He adds that this season is about “going inside more and unpacking everything. And sometimes it isn’t the easiest journey.”
While speaking with reporters during the Television Critics Association Winter Press Tour earlier this year, Glover said that all of season 3 was written in 2019, before a lot of the cultural and social upheaval that followed in 2020 as the result of the pandemic, a contentious election and the Black Lives Matter movement.
“A lot of this stuff is going to seem like a parody of stuff that happened, but we actually prophesied most of this sh*t in 2020,” Glover said. “Like, the world is extremely predictable. We really just knew how a lot of this stuff was going to pan out.”
He also explained that this season is “really about whiteness and curses.” Glover added that on top of all this was seeing that all through the lens of being in Europe, where there are so many different cultural barriers -- even the Atlanta team experiencing racism in real time.
“We play a lot with ambiguity,” Murai said at the time. “There’s a lot of interactions that kind of hit you in a weird way and you don’t know how to take it. And, so, we lean into that a little bit more this season… We just kind of leaned into what made us feel weird about being there a little bit more.”
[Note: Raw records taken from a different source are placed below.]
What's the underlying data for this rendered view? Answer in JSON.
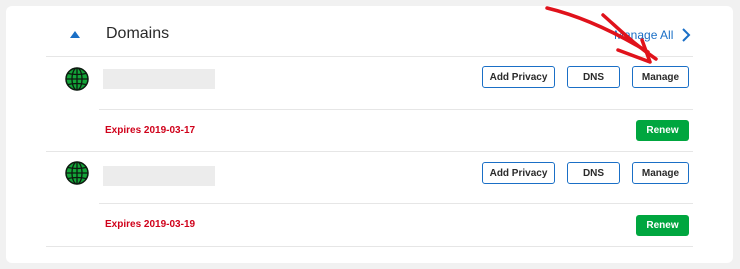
{
  "section": {
    "title": "Domains",
    "manage_all_label": "Manage All"
  },
  "domains": [
    {
      "buttons": {
        "privacy": "Add Privacy",
        "dns": "DNS",
        "manage": "Manage"
      },
      "expires": "Expires 2019-03-17",
      "renew": "Renew"
    },
    {
      "buttons": {
        "privacy": "Add Privacy",
        "dns": "DNS",
        "manage": "Manage"
      },
      "expires": "Expires 2019-03-19",
      "renew": "Renew"
    }
  ],
  "colors": {
    "accent": "#1a6fc6",
    "expires": "#d0021b",
    "renew": "#00a63f",
    "globe": "#13a538",
    "annotation_arrow": "#e0121b"
  },
  "icons": [
    "collapse-up-icon",
    "chevron-right-icon",
    "globe-icon",
    "annotation-arrow"
  ]
}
And if the first two episodes left fans unsettled, that’s on purpose. “There are multiple tones being played around within the season,” Beetz says now, explaining that this season is a mix of horror and absurdity. “It’s about Atlanta just playing with format. And you won’t necessarily see what you’ve expected.”
“We like doing absurd things and doing things a little differently,” Henry agrees. “That’s what we do. That’s our universe, so we decided to do something a little different.”
“We like to keep people off balance,” adds Glover’s brother, Stephen, who is also a writer on the series, explaining that it’s an important reminder about what Atlanta has always strived to do. “If anything, like, week-to-week we want people to be surprised and to not know what is coming.”
He ends by teasing, “There’s a lot of good sh*t coming.”